The transition from high school to college might be tough for an incoming freshman. This is the stage where you try to find yourself and prepare for the real world. Students are now faced with grown, adult-like decisions. These decisions can determine the outcome of their lives.
Turning 18 is not easy. High school students after graduation can choose to work, sleep on their parent’s coat tail or any other alternative than attending college. They are old enough to make the decision for the next step of their lives, and even to go to war for their country.
Here at GSU, these decisions are made by the faculty and grown-ups. This can be teachers, police officers, custodians, store employees, and faculty members. They feel it is necessary to make all decisions for the students, instead of letting them grow and help them by mentoring.
Middle-age students are usually referred to as scholars and students. While younger- looking students are referred to as kids, rug rats and most commonly children.
Questions arise from the treatment toward these students. Isn’t everyone enrolled at a university no matter of age, race or religion, known as a student? Are these students paying for their education or is the word tuition a babysitting expense? How many parents does an adult need?
"Some of the rules at Grambling State University are to control and keep the students in check as a game of chess," one student said. "Why isn’t there one co-ed dorm?"
Students have complained about the financial aid process. Saying that the only way clients (students) are served is when the parent of the paying student intercedes.
"I turned in all my documents and they misplaced them," said another student. "I tried to resolve the issue for more than three weeks and they kept giving me the run-around.
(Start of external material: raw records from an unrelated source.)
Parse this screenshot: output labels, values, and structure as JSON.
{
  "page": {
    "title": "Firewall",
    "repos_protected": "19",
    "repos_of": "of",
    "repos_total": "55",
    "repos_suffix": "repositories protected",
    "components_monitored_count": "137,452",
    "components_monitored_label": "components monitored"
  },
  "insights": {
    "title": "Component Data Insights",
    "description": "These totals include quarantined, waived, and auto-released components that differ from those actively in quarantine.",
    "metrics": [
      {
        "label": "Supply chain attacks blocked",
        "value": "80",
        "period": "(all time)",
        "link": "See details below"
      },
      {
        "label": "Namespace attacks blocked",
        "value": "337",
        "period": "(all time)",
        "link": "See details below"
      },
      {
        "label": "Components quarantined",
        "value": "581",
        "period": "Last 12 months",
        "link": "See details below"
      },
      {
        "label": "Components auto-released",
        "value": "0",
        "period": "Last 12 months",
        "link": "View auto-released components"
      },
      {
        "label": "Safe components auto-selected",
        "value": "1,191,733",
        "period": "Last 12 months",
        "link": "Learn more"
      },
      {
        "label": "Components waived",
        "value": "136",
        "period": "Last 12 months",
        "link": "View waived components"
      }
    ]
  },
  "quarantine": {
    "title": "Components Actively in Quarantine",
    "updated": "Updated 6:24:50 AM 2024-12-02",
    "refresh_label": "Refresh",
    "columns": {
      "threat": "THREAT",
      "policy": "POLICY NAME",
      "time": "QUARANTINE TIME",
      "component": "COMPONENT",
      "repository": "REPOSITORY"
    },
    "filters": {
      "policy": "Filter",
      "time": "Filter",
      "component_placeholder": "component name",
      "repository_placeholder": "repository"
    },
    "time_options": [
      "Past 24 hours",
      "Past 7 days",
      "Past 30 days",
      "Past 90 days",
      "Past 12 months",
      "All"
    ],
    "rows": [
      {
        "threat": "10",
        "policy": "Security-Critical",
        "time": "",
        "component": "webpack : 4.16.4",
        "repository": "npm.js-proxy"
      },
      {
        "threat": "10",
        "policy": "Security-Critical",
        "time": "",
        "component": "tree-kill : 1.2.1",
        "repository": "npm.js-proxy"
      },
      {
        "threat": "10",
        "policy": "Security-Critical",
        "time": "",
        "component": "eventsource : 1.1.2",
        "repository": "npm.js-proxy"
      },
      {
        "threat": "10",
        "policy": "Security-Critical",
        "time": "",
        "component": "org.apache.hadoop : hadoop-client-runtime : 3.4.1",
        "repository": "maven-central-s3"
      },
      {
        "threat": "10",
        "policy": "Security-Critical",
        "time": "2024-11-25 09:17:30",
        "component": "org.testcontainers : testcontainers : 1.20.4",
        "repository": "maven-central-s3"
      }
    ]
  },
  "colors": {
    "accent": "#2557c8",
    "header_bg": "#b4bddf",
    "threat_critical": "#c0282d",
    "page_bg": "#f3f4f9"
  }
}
Then my father called and all of a sudden they acted sweet and in two days I was in school. I don’t think that’s fair."
Keisha Williams have also complained about issues of being treated unfairly in the classroom saying, "Every time I go to class my teacher speaks to this one lady all nice and stuff, but she is mean to the younger students."
In Grambling, no matter how the students may act, silly or mature, they are all stereotyped as children.
Every student has been raised differently. Some grew up without their parents, and some are parents.
Some are even from out-of-state and have been raised in the city.
Either way, they are all treated the same, many kids, with many parents and no blood relation.